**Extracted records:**
* * * * * * *

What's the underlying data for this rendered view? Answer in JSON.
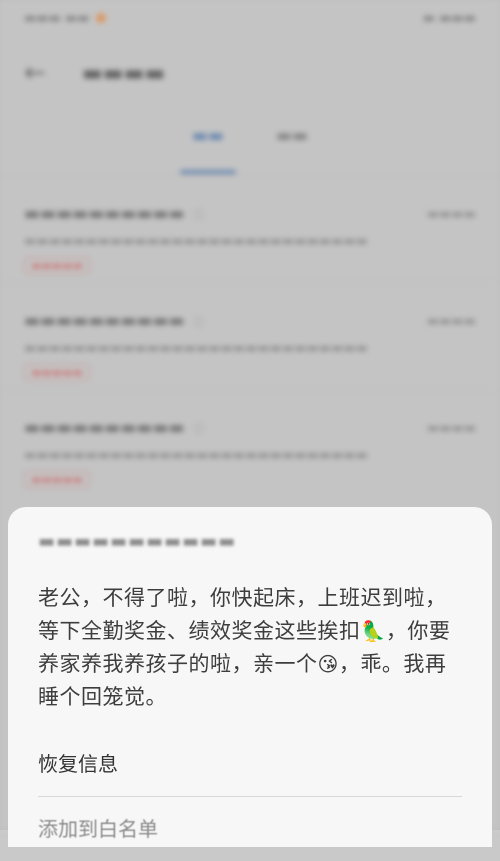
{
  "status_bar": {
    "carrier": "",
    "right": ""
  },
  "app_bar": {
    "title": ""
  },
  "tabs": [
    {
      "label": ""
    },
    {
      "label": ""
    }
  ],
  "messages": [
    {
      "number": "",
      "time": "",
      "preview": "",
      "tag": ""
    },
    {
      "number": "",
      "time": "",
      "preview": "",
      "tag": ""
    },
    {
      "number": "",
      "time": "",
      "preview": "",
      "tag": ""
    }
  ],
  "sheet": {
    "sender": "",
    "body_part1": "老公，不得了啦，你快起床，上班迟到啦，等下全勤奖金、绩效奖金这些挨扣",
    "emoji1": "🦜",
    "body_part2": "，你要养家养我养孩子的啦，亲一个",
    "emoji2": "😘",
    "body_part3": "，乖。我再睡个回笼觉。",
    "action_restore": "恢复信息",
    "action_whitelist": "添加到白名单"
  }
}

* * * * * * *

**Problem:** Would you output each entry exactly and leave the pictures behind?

**Exercise response:**
What's the underlying data for this rendered view? Answer in JSON.
{
  "status_bar": {
    "carrier": "",
    "right": ""
  },
  "app_bar": {
    "title": ""
  },
  "tabs": [
    {
      "label": ""
    },
    {
      "label": ""
    }
  ],
  "messages": [
    {
      "number": "",
      "time": "",
      "preview": "",
      "tag": ""
    },
    {
      "number": "",
      "time": "",
      "preview": "",
      "tag": ""
    },
    {
      "number": "",
      "time": "",
      "preview": "",
      "tag": ""
    }
  ],
  "sheet": {
    "sender": "",
    "body_part1": "老公，不得了啦，你快起床，上班迟到啦，等下全勤奖金、绩效奖金这些挨扣",
    "emoji1": "🦜",
    "body_part2": "，你要养家养我养孩子的啦，亲一个",
    "emoji2": "😘",
    "body_part3": "，乖。我再睡个回笼觉。",
    "action_restore": "恢复信息",
    "action_whitelist": "添加到白名单"
  }
}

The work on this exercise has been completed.